Generally speaking, these tools are not going to be used by professional designers, but might be used by potential clients of professional designers. It seems that some designers, if not today then tomorrow, will lose business to this kind of activity. To be fair most of the users would have never opted for professional design services, but the remainder might have. Simultaneously, this software if not defines at least describes the parameters of what good design is. It seems to me that Adobe is simultaneously reducing the pool of potential clients while changing tastes.

It could be argued that these kinds of tools mean fewer ugly/poorly designed things in the world. Is that a good thing? Do you need a bad design to have good design?

This relates directly to question an earlier question. Does everything need to be professionally designed? My first thought is no of course not, but maybe that answer is outdated. You can’t hand paint your website. The sheer volume of digital design results in more people participating in activities they would consider design. There will always be a spectrum of good to bad, appropriate to inappropriate solutions. Perhaps we are just recalibrating the lowend, redefining what ugly is.


Tools like this seem to comport with the trajectory in printing and design where technology replaces craftsman and specialists. What do we lose when those transitions happen? Is this such a transition? What specialist are we downsizing?

If anything is getting downsized it is the graphic design profession in general (as constituted in the late 20th Century). Adobe spark, specifically, is not the cause of any transition. It is a death by a thousand cuts, of which this and similar software can claim its share. On-demand printing, crowdsourcing sites, robust DIY software, video tutorials, et al. are contributing to the downsizing. The sole proprietorships, two-person studios and mom and pop print shops are the category of businesses getting pushed out. You can’t make a living reselling Vistaprint indefinitely.

How is this software related to something like Photoshop Elements? Is there the perception that it is design software “light”?

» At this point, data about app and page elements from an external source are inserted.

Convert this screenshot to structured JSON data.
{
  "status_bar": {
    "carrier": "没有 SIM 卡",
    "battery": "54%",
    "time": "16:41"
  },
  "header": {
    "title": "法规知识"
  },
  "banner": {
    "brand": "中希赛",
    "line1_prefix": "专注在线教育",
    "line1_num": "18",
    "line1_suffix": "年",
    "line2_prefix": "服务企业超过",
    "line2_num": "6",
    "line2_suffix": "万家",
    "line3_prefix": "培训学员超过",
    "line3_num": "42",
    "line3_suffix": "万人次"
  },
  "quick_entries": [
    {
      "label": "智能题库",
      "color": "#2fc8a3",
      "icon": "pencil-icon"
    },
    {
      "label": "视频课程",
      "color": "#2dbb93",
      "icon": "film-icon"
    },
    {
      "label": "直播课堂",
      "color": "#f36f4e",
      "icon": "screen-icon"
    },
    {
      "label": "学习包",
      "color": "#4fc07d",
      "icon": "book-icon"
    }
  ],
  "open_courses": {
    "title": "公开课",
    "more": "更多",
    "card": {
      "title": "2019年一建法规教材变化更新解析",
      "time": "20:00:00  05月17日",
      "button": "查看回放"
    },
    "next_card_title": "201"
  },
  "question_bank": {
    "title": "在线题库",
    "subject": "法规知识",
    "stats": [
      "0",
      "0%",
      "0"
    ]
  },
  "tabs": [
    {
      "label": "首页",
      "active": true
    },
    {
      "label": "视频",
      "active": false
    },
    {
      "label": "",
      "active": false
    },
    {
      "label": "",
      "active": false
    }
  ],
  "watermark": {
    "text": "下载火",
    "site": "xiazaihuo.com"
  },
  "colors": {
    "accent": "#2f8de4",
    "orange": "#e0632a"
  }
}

Photosop elements was a similar encroachement, but in a more subtle way. How does a non-designer understand what Photoshop Elements is? Do they believe they are using professional level software? How does the public understand the relationship between software and the design profession? Generally, how does the accessibility of professional tools affect the perception of the profession? For an analog how has Home Depot affected the perception of professional contractors? I have more questions about this one than answers.

Adobe Spark uses the term “remix” to describe the action of using a template. Is that what graphic design really is at its most fundamental, “remixing”?

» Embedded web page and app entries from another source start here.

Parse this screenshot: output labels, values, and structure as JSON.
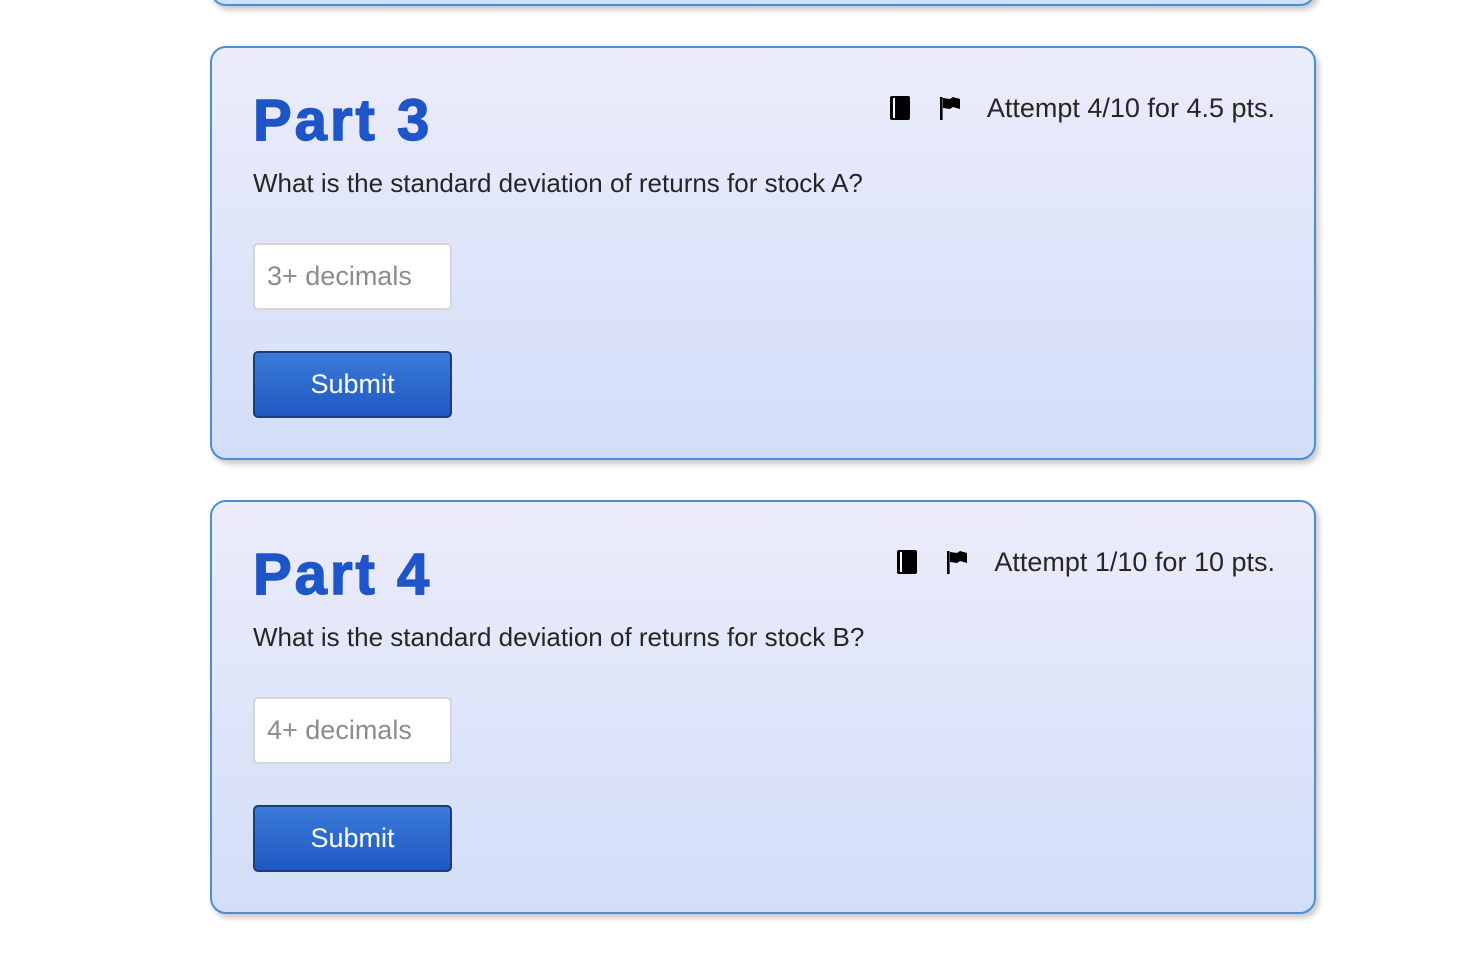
{
  "parts": [
    {
      "title": "Part 3",
      "attempt": "Attempt 4/10 for 4.5 pts.",
      "question": "What is the standard deviation of returns for stock A?",
      "input_placeholder": "3+ decimals",
      "input_value": "",
      "submit_label": "Submit",
      "icons": [
        "book-icon",
        "flag-icon"
      ]
    },
    {
      "title": "Part 4",
      "attempt": "Attempt 1/10 for 10 pts.",
      "question": "What is the standard deviation of returns for stock B?",
      "input_placeholder": "4+ decimals",
      "input_value": "",
      "submit_label": "Submit",
      "icons": [
        "book-icon",
        "flag-icon"
      ]
    }
  ],
  "colors": {
    "title": "#1e55c8",
    "card_border": "#4a8fd4",
    "button": "#1f58c2"
  }
}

Sure at its most fundamental graphic design is remixing. Theoretically, the pool of elements is infinite, but practically we are limited. How many typefaces do we really use? How many different grids? We all start with the same elements. Is there a delineation in the process where it stops being design practice. How small does the pool need to be before it stops being design? If you change the typeface or its size in a template, does that mean you “designing?” How many of those elements do you need to change or be able to control before you are “designing.” Does using a template alone preclude professional design practice. What exactly counts as a template?

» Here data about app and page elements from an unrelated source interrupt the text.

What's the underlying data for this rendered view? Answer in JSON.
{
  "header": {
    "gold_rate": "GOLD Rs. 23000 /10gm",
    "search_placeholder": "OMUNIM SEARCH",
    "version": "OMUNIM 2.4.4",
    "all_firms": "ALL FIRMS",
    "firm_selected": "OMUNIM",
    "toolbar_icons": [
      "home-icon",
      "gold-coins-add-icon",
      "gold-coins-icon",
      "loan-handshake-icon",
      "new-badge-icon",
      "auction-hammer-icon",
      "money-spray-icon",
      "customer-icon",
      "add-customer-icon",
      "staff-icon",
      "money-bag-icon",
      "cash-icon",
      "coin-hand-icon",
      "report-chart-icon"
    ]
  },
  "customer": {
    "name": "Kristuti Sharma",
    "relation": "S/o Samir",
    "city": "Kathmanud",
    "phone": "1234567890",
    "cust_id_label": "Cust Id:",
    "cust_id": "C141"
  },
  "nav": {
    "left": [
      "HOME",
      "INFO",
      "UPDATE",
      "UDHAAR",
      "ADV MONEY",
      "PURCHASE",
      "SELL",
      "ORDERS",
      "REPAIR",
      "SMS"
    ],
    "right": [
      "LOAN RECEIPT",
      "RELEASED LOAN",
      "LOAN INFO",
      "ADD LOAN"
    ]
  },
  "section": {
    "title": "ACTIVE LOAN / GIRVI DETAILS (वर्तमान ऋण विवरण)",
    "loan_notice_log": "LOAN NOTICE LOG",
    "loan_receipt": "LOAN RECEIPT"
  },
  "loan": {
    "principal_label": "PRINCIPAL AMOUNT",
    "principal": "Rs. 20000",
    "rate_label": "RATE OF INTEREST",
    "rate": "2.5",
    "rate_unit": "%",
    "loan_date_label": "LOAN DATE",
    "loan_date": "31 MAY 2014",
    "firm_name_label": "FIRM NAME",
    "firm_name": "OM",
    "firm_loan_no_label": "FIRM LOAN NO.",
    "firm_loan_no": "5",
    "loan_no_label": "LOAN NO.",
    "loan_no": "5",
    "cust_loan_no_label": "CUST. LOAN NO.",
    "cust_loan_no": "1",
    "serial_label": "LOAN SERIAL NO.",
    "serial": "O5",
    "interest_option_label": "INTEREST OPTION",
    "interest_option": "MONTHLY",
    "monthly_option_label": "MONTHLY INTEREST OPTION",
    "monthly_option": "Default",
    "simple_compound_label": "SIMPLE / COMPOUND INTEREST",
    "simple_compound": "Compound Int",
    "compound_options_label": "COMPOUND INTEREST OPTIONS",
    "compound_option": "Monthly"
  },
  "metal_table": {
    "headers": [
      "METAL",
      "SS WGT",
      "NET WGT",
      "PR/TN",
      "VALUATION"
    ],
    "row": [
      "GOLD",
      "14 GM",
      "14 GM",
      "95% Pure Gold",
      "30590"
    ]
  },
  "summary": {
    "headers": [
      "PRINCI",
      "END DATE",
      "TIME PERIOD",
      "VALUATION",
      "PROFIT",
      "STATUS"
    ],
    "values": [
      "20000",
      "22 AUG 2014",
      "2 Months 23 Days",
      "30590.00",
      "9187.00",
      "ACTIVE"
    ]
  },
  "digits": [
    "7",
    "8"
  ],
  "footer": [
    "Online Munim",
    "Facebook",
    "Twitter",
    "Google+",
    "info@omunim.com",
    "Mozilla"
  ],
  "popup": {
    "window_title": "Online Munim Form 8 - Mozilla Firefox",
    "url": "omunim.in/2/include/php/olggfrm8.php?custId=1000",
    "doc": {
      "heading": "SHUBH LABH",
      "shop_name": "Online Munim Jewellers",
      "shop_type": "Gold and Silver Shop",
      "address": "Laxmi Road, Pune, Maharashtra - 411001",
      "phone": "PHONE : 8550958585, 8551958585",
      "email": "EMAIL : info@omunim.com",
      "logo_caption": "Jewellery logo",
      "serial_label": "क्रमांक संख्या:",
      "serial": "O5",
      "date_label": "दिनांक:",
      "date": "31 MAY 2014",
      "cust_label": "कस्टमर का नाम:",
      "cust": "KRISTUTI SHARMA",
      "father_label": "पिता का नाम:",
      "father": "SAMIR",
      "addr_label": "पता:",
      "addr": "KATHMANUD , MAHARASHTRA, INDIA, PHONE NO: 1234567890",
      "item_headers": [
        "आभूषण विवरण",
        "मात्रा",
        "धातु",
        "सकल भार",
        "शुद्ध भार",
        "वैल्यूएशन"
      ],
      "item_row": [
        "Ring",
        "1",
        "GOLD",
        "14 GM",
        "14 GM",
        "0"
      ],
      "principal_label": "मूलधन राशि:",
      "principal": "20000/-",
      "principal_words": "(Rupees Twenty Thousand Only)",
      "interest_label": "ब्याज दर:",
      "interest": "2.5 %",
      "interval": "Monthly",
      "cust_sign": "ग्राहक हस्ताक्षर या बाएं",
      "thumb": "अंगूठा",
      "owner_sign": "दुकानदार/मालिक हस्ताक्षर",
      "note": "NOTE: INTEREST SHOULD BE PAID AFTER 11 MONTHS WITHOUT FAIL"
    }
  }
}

Final Thoughts

Distilled to its most basic, what is the purview of the graphic designer? It is communication with type and image. When given the appropriate tools and materials most people wouldn’t know how to frame a wall, but most people are familiar with words and pictures. They have a lifetime of exposure, but the secret sauce is taste. They know what they like. When given the tools and materials to make a poster they have a foundation of experience and opinion. They can make a thing. This notion, that design belongs to all of us, is what makes the evolution of tools so fascinating. Can we “crack” design for users, provide tools that are “good enough?” Perhaps were are moving to the point where many people will solve their own communication problems. As a graphic designer, It is an equally scary and fun extrapolation, and I’ll always have questions.